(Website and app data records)
________________________

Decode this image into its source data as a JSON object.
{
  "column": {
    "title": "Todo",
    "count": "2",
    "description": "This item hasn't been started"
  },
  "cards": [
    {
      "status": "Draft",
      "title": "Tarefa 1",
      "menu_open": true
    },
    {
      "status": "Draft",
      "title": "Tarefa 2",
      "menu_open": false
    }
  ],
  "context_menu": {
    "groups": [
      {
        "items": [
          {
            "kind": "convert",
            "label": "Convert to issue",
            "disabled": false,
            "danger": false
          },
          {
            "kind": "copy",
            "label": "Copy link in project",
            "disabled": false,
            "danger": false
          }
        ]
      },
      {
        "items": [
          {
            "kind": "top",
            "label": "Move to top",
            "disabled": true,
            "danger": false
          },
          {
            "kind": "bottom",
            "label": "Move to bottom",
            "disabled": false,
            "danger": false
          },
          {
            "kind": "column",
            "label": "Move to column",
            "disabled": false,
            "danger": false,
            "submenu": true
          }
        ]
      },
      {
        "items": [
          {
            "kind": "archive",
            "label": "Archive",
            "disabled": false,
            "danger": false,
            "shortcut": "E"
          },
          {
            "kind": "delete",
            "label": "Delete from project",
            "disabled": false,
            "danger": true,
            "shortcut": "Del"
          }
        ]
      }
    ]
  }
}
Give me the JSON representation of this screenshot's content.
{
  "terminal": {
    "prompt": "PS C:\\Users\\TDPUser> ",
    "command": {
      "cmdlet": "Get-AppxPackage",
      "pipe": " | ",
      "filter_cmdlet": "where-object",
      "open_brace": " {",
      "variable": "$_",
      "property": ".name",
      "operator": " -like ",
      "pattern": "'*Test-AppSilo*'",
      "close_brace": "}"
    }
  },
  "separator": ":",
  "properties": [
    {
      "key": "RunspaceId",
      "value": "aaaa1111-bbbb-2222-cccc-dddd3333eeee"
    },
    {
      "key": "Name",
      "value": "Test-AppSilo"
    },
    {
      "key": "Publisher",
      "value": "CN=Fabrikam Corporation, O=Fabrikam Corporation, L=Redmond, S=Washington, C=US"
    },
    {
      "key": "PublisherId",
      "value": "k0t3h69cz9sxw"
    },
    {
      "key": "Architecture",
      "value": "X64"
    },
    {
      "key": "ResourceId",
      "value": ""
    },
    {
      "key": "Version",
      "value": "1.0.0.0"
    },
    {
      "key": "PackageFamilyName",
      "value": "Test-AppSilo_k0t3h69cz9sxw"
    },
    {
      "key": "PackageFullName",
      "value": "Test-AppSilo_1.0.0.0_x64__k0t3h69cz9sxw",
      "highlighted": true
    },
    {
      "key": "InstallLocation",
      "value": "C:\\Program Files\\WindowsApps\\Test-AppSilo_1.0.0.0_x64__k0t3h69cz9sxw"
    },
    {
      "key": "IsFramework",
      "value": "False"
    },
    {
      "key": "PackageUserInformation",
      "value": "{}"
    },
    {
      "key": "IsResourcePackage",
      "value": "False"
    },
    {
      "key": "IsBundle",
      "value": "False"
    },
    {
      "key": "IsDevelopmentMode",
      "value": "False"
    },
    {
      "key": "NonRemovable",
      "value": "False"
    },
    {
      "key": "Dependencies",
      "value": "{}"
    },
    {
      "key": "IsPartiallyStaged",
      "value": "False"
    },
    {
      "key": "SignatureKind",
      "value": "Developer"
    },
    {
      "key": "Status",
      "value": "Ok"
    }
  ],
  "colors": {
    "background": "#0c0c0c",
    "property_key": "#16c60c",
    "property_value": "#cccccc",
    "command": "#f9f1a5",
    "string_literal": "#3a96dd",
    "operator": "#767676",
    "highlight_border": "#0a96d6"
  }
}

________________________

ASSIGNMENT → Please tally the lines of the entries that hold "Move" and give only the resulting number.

EXERCISE ANSWER → 3